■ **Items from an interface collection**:
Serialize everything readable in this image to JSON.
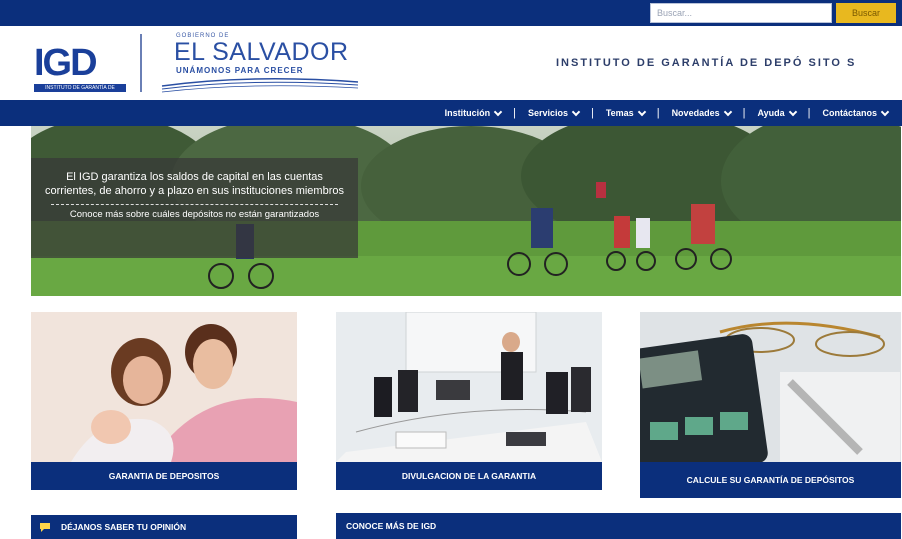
{
  "topbar": {
    "search_placeholder": "Buscar...",
    "search_button": "Buscar"
  },
  "header": {
    "logo_text": "IGD",
    "logo_subtext": "INSTITUTO DE GARANTÍA DE DEPÓSITOS",
    "gov_small": "GOBIERNO DE",
    "gov_name": "EL SALVADOR",
    "gov_slogan": "UNÁMONOS PARA CRECER",
    "institute_title": "INSTITUTO DE GARANTÍA DE DEPÓ SITO S"
  },
  "nav": {
    "items": [
      {
        "label": "Institución"
      },
      {
        "label": "Servicios"
      },
      {
        "label": "Temas"
      },
      {
        "label": "Novedades"
      },
      {
        "label": "Ayuda"
      },
      {
        "label": "Contáctanos"
      }
    ],
    "separator": "|"
  },
  "hero": {
    "main_text": "El IGD garantiza los saldos de capital en las cuentas corrientes, de ahorro y a plazo en sus instituciones miembros",
    "link_text": "Conoce más sobre cuáles depósitos no están garantizados"
  },
  "cards": [
    {
      "label": "GARANTIA DE DEPOSITOS"
    },
    {
      "label": "DIVULGACION DE LA GARANTIA"
    },
    {
      "label": "CALCULE SU GARANTÍA DE DEPÓSITOS"
    }
  ],
  "bottom": {
    "opinion_label": "DÉJANOS SABER TU OPINIÓN",
    "know_more_label": "CONOCE MÁS DE IGD"
  },
  "colors": {
    "brand_blue": "#0b2f7c",
    "search_button": "#e8b81f"
  }
}
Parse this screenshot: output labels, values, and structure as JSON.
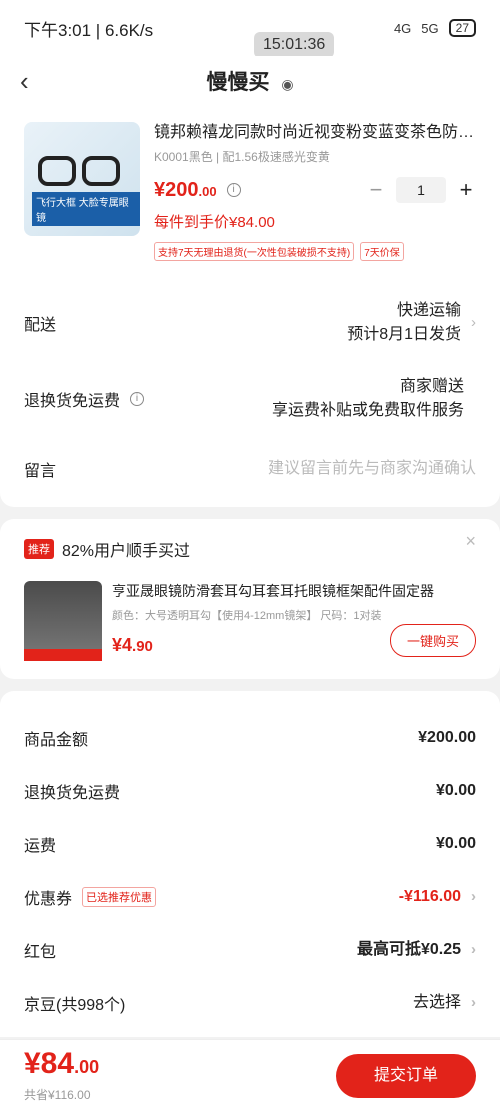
{
  "status": {
    "time": "下午3:01 | 6.6K/s",
    "net1": "4G",
    "net2": "5G",
    "battery": "27"
  },
  "overlay_time": "15:01:36",
  "nav": {
    "back": "‹",
    "title": "慢慢买"
  },
  "product": {
    "title": "镜邦赖禧龙同款时尚近视变粉变蓝变茶色防蓝光眼镜",
    "spec": "K0001黑色 | 配1.56极速感光变黄",
    "price_main": "¥200",
    "price_cents": ".00",
    "qty": "1",
    "unit_price": "每件到手价¥84.00",
    "tags": [
      "支持7天无理由退货(一次性包装破损不支持)",
      "7天价保"
    ],
    "thumb_label": "飞行大框 大脸专属眼镜"
  },
  "delivery": {
    "label": "配送",
    "line1": "快递运输",
    "line2": "预计8月1日发货"
  },
  "freight": {
    "label": "退换货免运费",
    "line1": "商家赠送",
    "line2": "享运费补贴或免费取件服务"
  },
  "note": {
    "label": "留言",
    "placeholder": "建议留言前先与商家沟通确认"
  },
  "recommend": {
    "badge": "推荐",
    "headline": "82%用户顺手买过",
    "title": "亨亚晟眼镜防滑套耳勾耳套耳托眼镜框架配件固定器",
    "spec": "颜色：大号透明耳勾【使用4-12mm镜架】   尺码：1对装",
    "price_main": "¥4",
    "price_cents": ".90",
    "buy": "一键购买"
  },
  "summary": {
    "goods_label": "商品金额",
    "goods_val": "¥200.00",
    "freight_free_label": "退换货免运费",
    "freight_free_val": "¥0.00",
    "shipping_label": "运费",
    "shipping_val": "¥0.00",
    "coupon_label": "优惠券",
    "coupon_tag": "已选推荐优惠",
    "coupon_val": "-¥116.00",
    "hongbao_label": "红包",
    "hongbao_val": "最高可抵¥0.25",
    "jingdou_label": "京豆(共998个)",
    "jingdou_val": "去选择"
  },
  "bottom": {
    "total_main": "¥84",
    "total_cents": ".00",
    "total_sub": "共省¥116.00",
    "submit": "提交订单"
  },
  "colors": {
    "accent": "#e2231a"
  }
}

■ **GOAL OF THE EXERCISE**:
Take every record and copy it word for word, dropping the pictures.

■ **RESPONSE BELOW**:
Serialize everything readable in this image to JSON.
{
  "topbar": {
    "search_placeholder": "Buscar...",
    "search_button": "Buscar"
  },
  "header": {
    "logo_text": "IGD",
    "logo_subtext": "INSTITUTO DE GARANTÍA DE DEPÓSITOS",
    "gov_small": "GOBIERNO DE",
    "gov_name": "EL SALVADOR",
    "gov_slogan": "UNÁMONOS PARA CRECER",
    "institute_title": "INSTITUTO DE GARANTÍA DE DEPÓ SITO S"
  },
  "nav": {
    "items": [
      {
        "label": "Institución"
      },
      {
        "label": "Servicios"
      },
      {
        "label": "Temas"
      },
      {
        "label": "Novedades"
      },
      {
        "label": "Ayuda"
      },
      {
        "label": "Contáctanos"
      }
    ],
    "separator": "|"
  },
  "hero": {
    "main_text": "El IGD garantiza los saldos de capital en las cuentas corrientes, de ahorro y a plazo en sus instituciones miembros",
    "link_text": "Conoce más sobre cuáles depósitos no están garantizados"
  },
  "cards": [
    {
      "label": "GARANTIA DE DEPOSITOS"
    },
    {
      "label": "DIVULGACION DE LA GARANTIA"
    },
    {
      "label": "CALCULE SU GARANTÍA DE DEPÓSITOS"
    }
  ],
  "bottom": {
    "opinion_label": "DÉJANOS SABER TU OPINIÓN",
    "know_more_label": "CONOCE MÁS DE IGD"
  },
  "colors": {
    "brand_blue": "#0b2f7c",
    "search_button": "#e8b81f"
  }
}
Parse this screenshot: output labels, values, and structure as JSON.
{
  "status": {
    "time": "下午3:01 | 6.6K/s",
    "net1": "4G",
    "net2": "5G",
    "battery": "27"
  },
  "overlay_time": "15:01:36",
  "nav": {
    "back": "‹",
    "title": "慢慢买"
  },
  "product": {
    "title": "镜邦赖禧龙同款时尚近视变粉变蓝变茶色防蓝光眼镜",
    "spec": "K0001黑色 | 配1.56极速感光变黄",
    "price_main": "¥200",
    "price_cents": ".00",
    "qty": "1",
    "unit_price": "每件到手价¥84.00",
    "tags": [
      "支持7天无理由退货(一次性包装破损不支持)",
      "7天价保"
    ],
    "thumb_label": "飞行大框 大脸专属眼镜"
  },
  "delivery": {
    "label": "配送",
    "line1": "快递运输",
    "line2": "预计8月1日发货"
  },
  "freight": {
    "label": "退换货免运费",
    "line1": "商家赠送",
    "line2": "享运费补贴或免费取件服务"
  },
  "note": {
    "label": "留言",
    "placeholder": "建议留言前先与商家沟通确认"
  },
  "recommend": {
    "badge": "推荐",
    "headline": "82%用户顺手买过",
    "title": "亨亚晟眼镜防滑套耳勾耳套耳托眼镜框架配件固定器",
    "spec": "颜色：大号透明耳勾【使用4-12mm镜架】   尺码：1对装",
    "price_main": "¥4",
    "price_cents": ".90",
    "buy": "一键购买"
  },
  "summary": {
    "goods_label": "商品金额",
    "goods_val": "¥200.00",
    "freight_free_label": "退换货免运费",
    "freight_free_val": "¥0.00",
    "shipping_label": "运费",
    "shipping_val": "¥0.00",
    "coupon_label": "优惠券",
    "coupon_tag": "已选推荐优惠",
    "coupon_val": "-¥116.00",
    "hongbao_label": "红包",
    "hongbao_val": "最高可抵¥0.25",
    "jingdou_label": "京豆(共998个)",
    "jingdou_val": "去选择"
  },
  "bottom": {
    "total_main": "¥84",
    "total_cents": ".00",
    "total_sub": "共省¥116.00",
    "submit": "提交订单"
  },
  "colors": {
    "accent": "#e2231a"
  }
}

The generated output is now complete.